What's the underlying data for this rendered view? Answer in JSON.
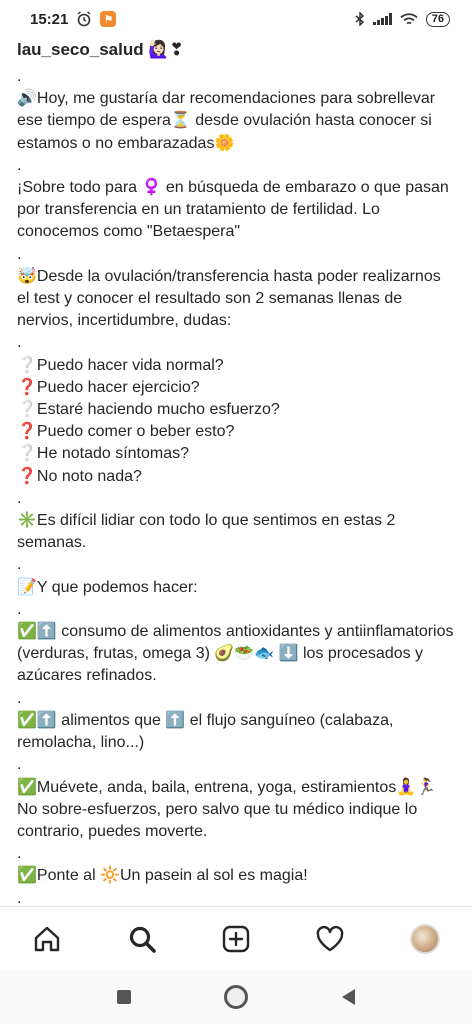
{
  "status_bar": {
    "time": "15:21",
    "battery": "76"
  },
  "post": {
    "username": "lau_seco_salud 🙋🏻‍♀️❣",
    "caption_blocks": [
      ".",
      "🔊Hoy, me gustaría dar recomendaciones para sobrellevar ese tiempo de espera⏳ desde ovulación hasta conocer si estamos o no embarazadas🌼",
      ".",
      "¡Sobre todo para ♀️ en búsqueda de embarazo o que pasan por transferencia en un tratamiento de fertilidad. Lo conocemos como \"Betaespera\"",
      ".",
      "🤯Desde la ovulación/transferencia hasta poder realizarnos el test y conocer el resultado son 2 semanas llenas de nervios, incertidumbre, dudas:",
      ".",
      "❔Puedo hacer vida normal?\n❓Puedo hacer ejercicio?\n❔Estaré haciendo mucho esfuerzo?\n❓Puedo comer o beber esto?\n❔He notado síntomas?\n❓No noto nada?",
      ".",
      "✳️Es difícil lidiar con todo lo que sentimos en estas 2 semanas.",
      ".",
      "📝Y que podemos hacer:",
      ".",
      "✅⬆️ consumo de alimentos antioxidantes y antiinflamatorios (verduras, frutas, omega 3) 🥑🥗🐟 ⬇️ los procesados y azúcares refinados.",
      ".",
      "✅⬆️ alimentos que ⬆️ el flujo sanguíneo (calabaza, remolacha, lino...)",
      ".",
      "✅Muévete, anda, baila, entrena, yoga, estiramientos🧘‍♀️🏃‍♀️ No sobre-esfuerzos, pero salvo que tu médico indique lo contrario, puedes moverte.",
      ".",
      "✅Ponte al 🔆Un pasein al sol es magia!",
      "."
    ]
  },
  "bottom_nav": {
    "items": [
      "home-icon",
      "search-icon",
      "new-post-icon",
      "activity-heart-icon",
      "profile-avatar"
    ]
  },
  "system_nav": [
    "recents-square-icon",
    "home-circle-icon",
    "back-triangle-icon"
  ],
  "colors": {
    "text": "#262626",
    "divider": "#e6e6e6",
    "badge": "#f08a2c"
  }
}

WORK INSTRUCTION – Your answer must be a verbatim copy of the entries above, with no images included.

YOUR SOLUTION –
What's the underlying data for this rendered view? Answer in JSON.
{
  "status_bar": {
    "time": "15:21",
    "battery": "76"
  },
  "post": {
    "username": "lau_seco_salud 🙋🏻‍♀️❣",
    "caption_blocks": [
      ".",
      "🔊Hoy, me gustaría dar recomendaciones para sobrellevar ese tiempo de espera⏳ desde ovulación hasta conocer si estamos o no embarazadas🌼",
      ".",
      "¡Sobre todo para ♀️ en búsqueda de embarazo o que pasan por transferencia en un tratamiento de fertilidad. Lo conocemos como \"Betaespera\"",
      ".",
      "🤯Desde la ovulación/transferencia hasta poder realizarnos el test y conocer el resultado son 2 semanas llenas de nervios, incertidumbre, dudas:",
      ".",
      "❔Puedo hacer vida normal?\n❓Puedo hacer ejercicio?\n❔Estaré haciendo mucho esfuerzo?\n❓Puedo comer o beber esto?\n❔He notado síntomas?\n❓No noto nada?",
      ".",
      "✳️Es difícil lidiar con todo lo que sentimos en estas 2 semanas.",
      ".",
      "📝Y que podemos hacer:",
      ".",
      "✅⬆️ consumo de alimentos antioxidantes y antiinflamatorios (verduras, frutas, omega 3) 🥑🥗🐟 ⬇️ los procesados y azúcares refinados.",
      ".",
      "✅⬆️ alimentos que ⬆️ el flujo sanguíneo (calabaza, remolacha, lino...)",
      ".",
      "✅Muévete, anda, baila, entrena, yoga, estiramientos🧘‍♀️🏃‍♀️ No sobre-esfuerzos, pero salvo que tu médico indique lo contrario, puedes moverte.",
      ".",
      "✅Ponte al 🔆Un pasein al sol es magia!",
      "."
    ]
  },
  "bottom_nav": {
    "items": [
      "home-icon",
      "search-icon",
      "new-post-icon",
      "activity-heart-icon",
      "profile-avatar"
    ]
  },
  "system_nav": [
    "recents-square-icon",
    "home-circle-icon",
    "back-triangle-icon"
  ],
  "colors": {
    "text": "#262626",
    "divider": "#e6e6e6",
    "badge": "#f08a2c"
  }
}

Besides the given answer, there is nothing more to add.